Take medical advice on board
Whether you’re recovering from injuries after an accident, or you’re undergoing treatment for a chronic health condition, it’s essential to listen to your doctors and the professionals caring for you. Follow instructions and take advice on board. Make sure you don’t try to run before you can walk or push yourself too hard, as this could be counterproductive, and use professional advice to help you recover faster. It’s hugely beneficial to establish positive relationships with your care team so that you feel able to ask questions or reach out if you have any concerns or you need help or assistance.
Consider seeking legal advice

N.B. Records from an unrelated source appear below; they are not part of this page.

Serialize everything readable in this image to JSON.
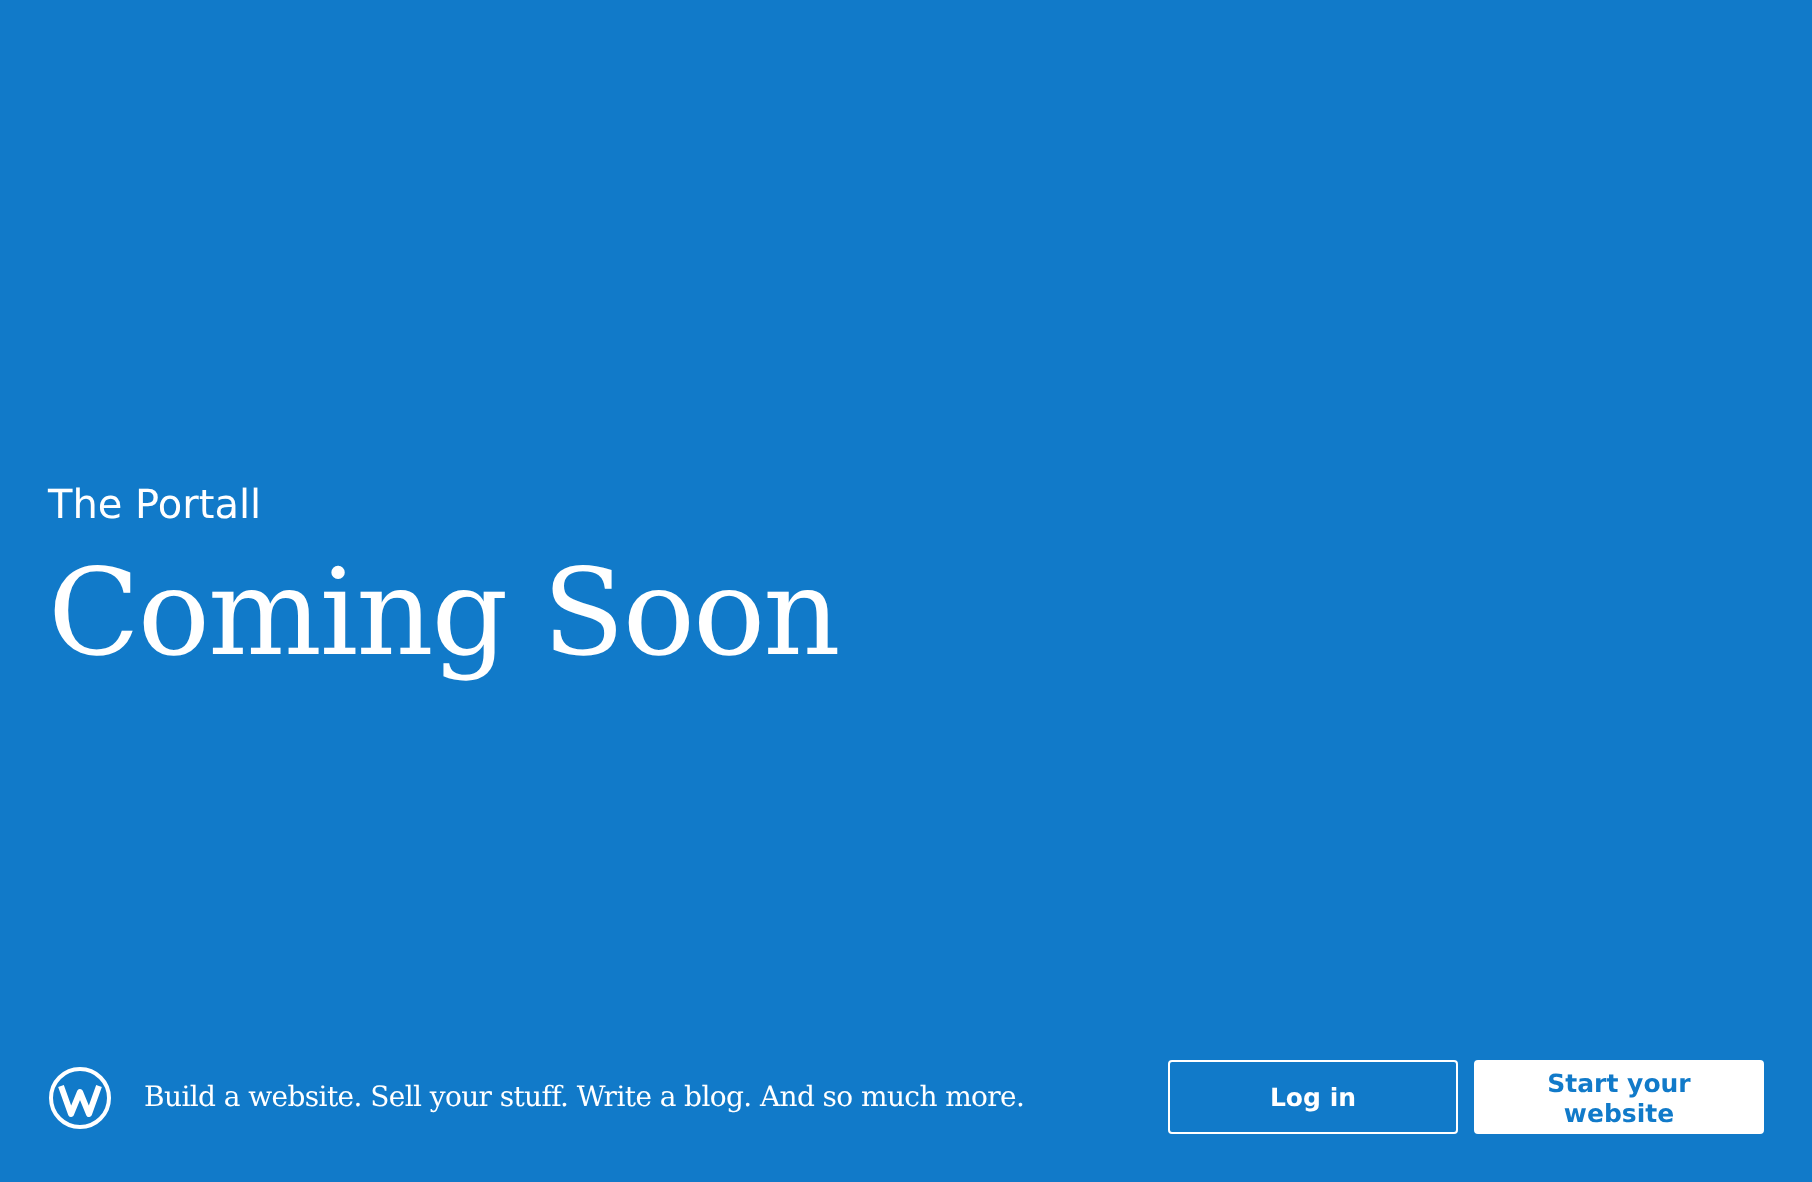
{
  "site_title": "The Portall",
  "heading": "Coming Soon",
  "footer": {
    "tagline": "Build a website. Sell your stuff. Write a blog. And so much more.",
    "buttons": [
      {
        "label": "Log in",
        "kind": "outline"
      },
      {
        "label": "Start your website",
        "kind": "solid"
      }
    ]
  }
}
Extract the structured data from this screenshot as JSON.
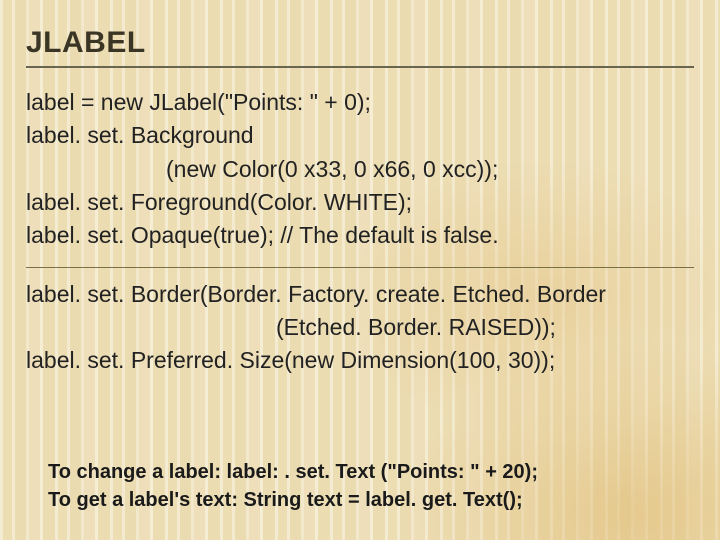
{
  "title": "JLABEL",
  "block1": {
    "l1": "label = new JLabel(\"Points: \" + 0);",
    "l2": "label. set. Background",
    "l3": "(new Color(0 x33, 0 x66, 0 xcc));",
    "l4": "label. set. Foreground(Color. WHITE);",
    "l5": "label. set. Opaque(true); // The default is false."
  },
  "block2": {
    "l1": "label. set. Border(Border. Factory. create. Etched. Border",
    "l2": "(Etched. Border. RAISED));",
    "l3": "label. set. Preferred. Size(new Dimension(100, 30));"
  },
  "footer": {
    "l1": "To change a label: label: . set. Text (\"Points: \" + 20);",
    "l2": "To get a label's text: String text = label. get. Text();"
  }
}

Many accidents and illnesses are inevitable, but occasionally, people sustain injuries or develop health conditions as a result of the negligence of others. If you were involved in a road accident or an incident at work that wasn’t your fault, or you believe you received inappropriate or substandard medical care, you may wish to consider seeking advice from personal injury lawyers or medical malpractice attorneys. If you have lost your job, or your earnings have been impacted by your health, making a claim could help to ease financial pressures and reduce stress. You could also use compensation to cover rehabilitation and medical costs.
Take time to recover

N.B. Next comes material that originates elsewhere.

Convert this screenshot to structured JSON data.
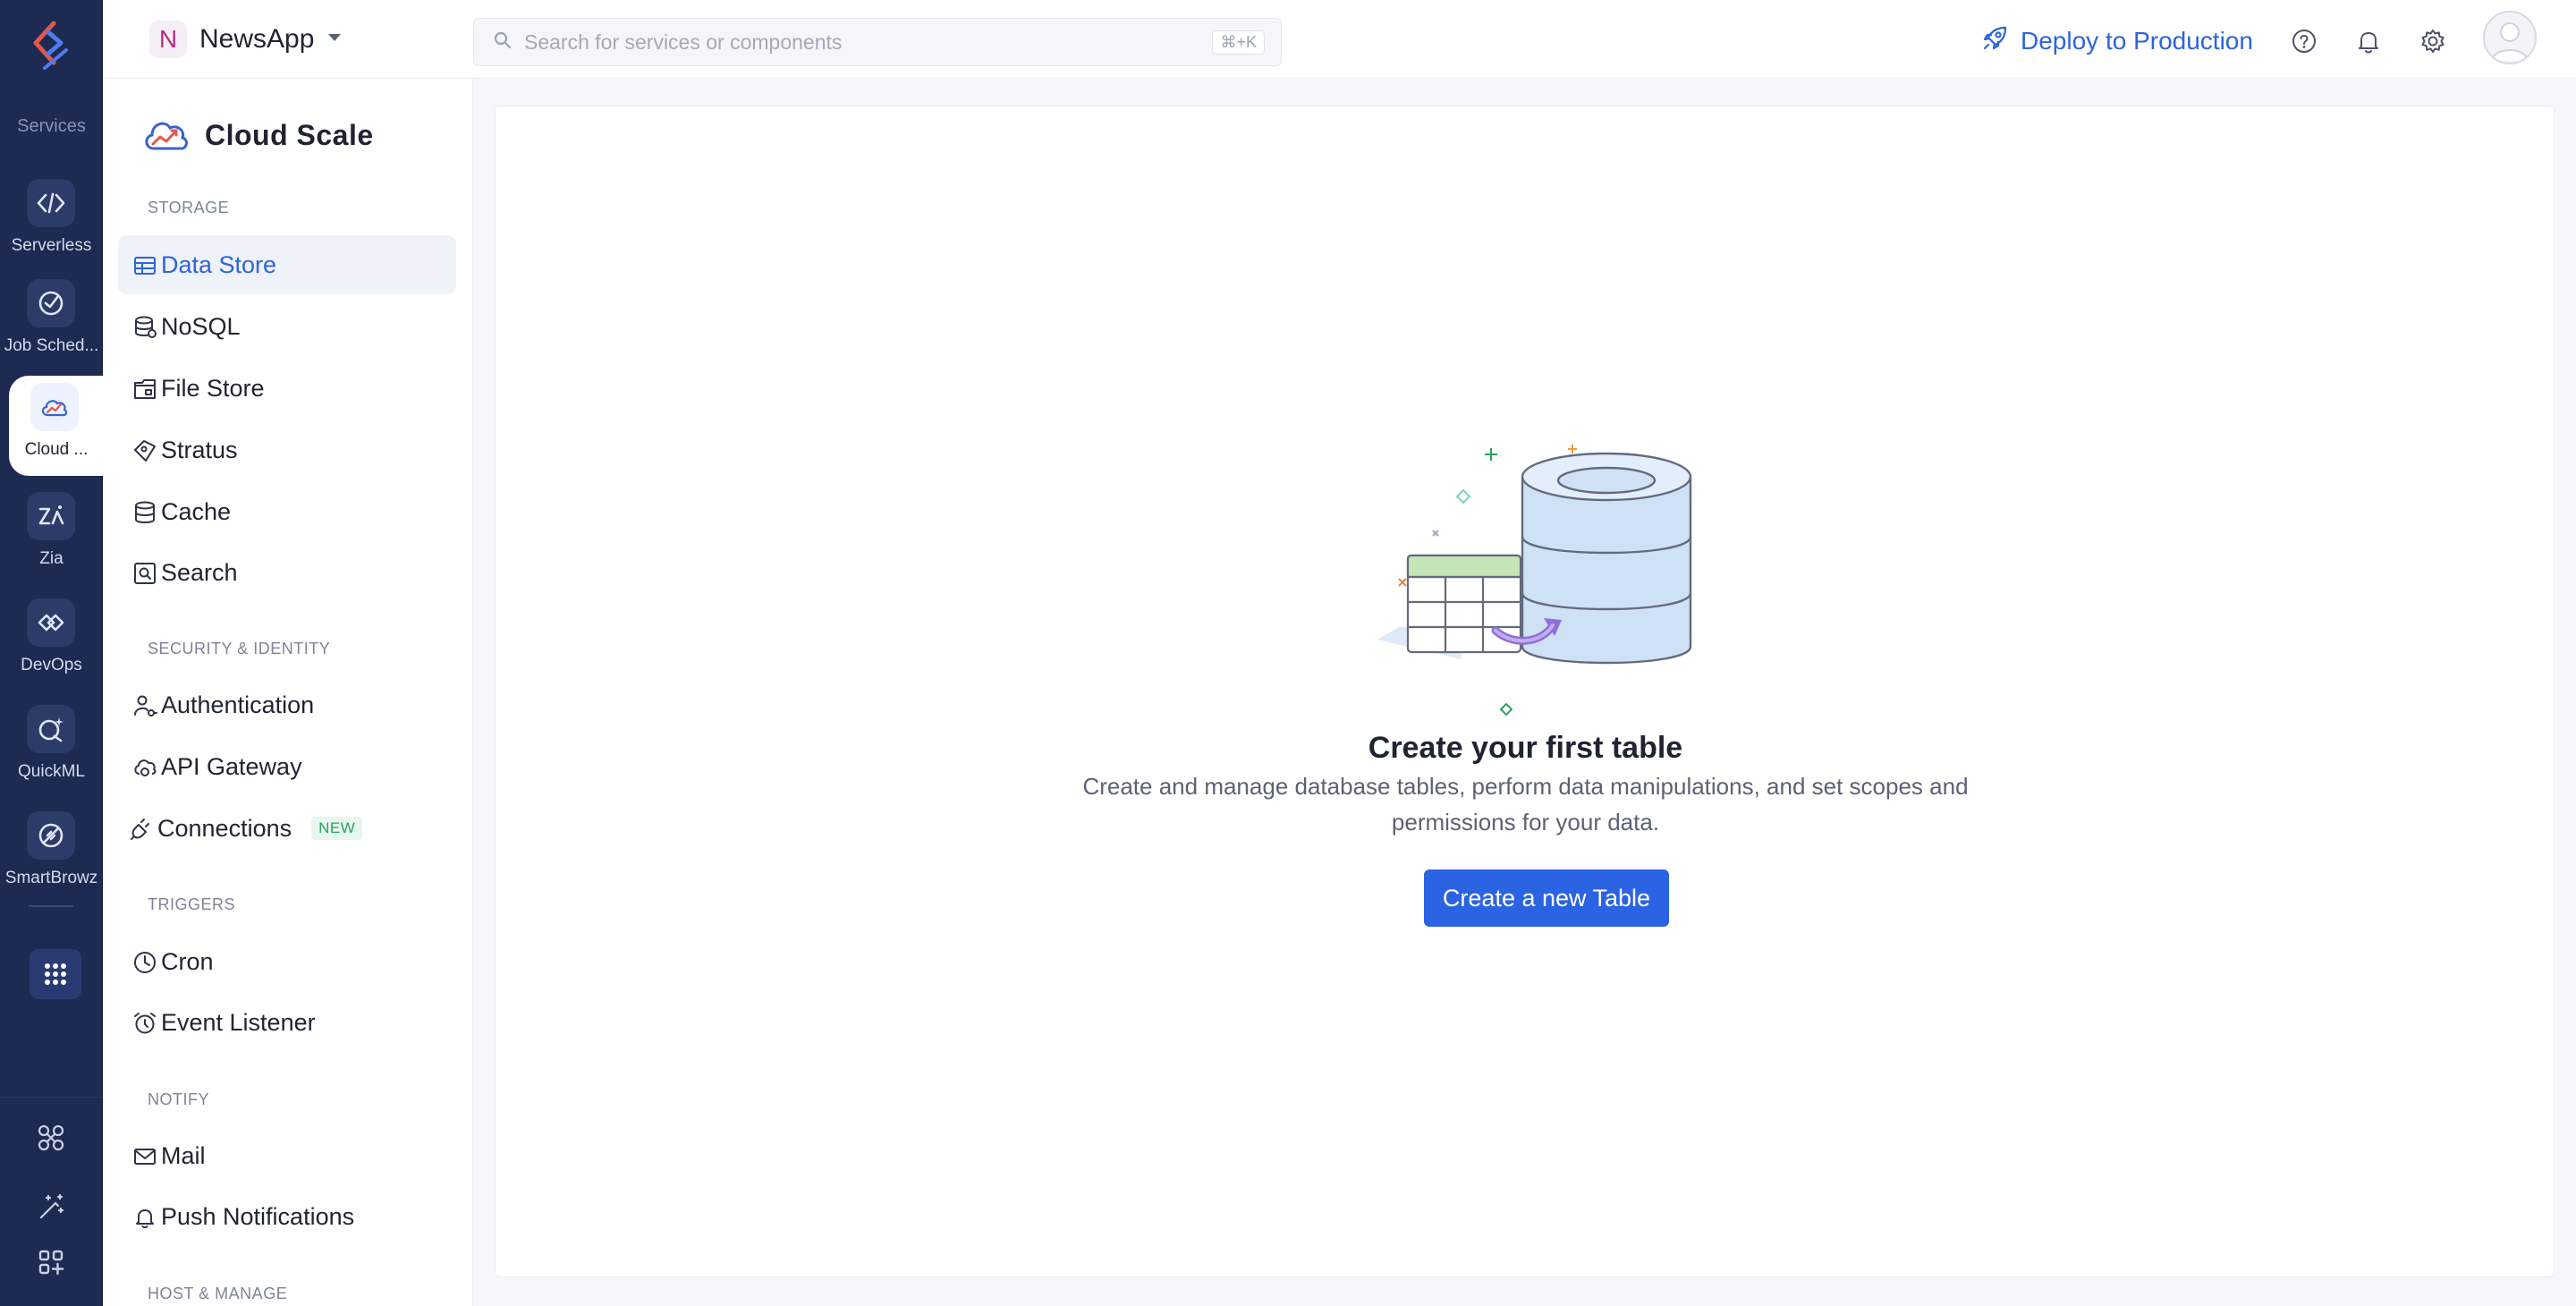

Many of us are used to living our lives at a hundred miles per hour and it can be difficult to slow down and take time out. If you are recovering from an injury, or you have an illness that requires you to rest, make sure you take the time you need to recover and heal. Speak to your boss about taking time off work and don’t put too much pressure on yourself to bounce back as quickly as possible. You may need to make long-term adjustments to your lifestyle or working hours to cope with the effects of your injury or a chronic health condition.
Try to stay positive
It can be incredibly challenging to stay positive when your life has been turned upside down, but a positive mindset can help you recover and reduce the risk of stress, anxiety and depression. Focus on the present, rather than dwelling on the past or thinking too much about the future, surround yourself with people who lift you up and make you feel confident and happy, and set manageable, realistic goals. It can be beneficial to talk to others about how you feel when you are ready. Some people prefer to talk to people they know, for example, close friends or siblings, while others are more comfortable chatting with a therapist or a counselor.
If life has thrown you a curveball, it can be difficult to cope. If you’ve sustained a severe injury, or you have a long-term illness, try to stay positive, listen to your care team, seek legal advice if you feel like you have a viable claim and take the time you need to recover.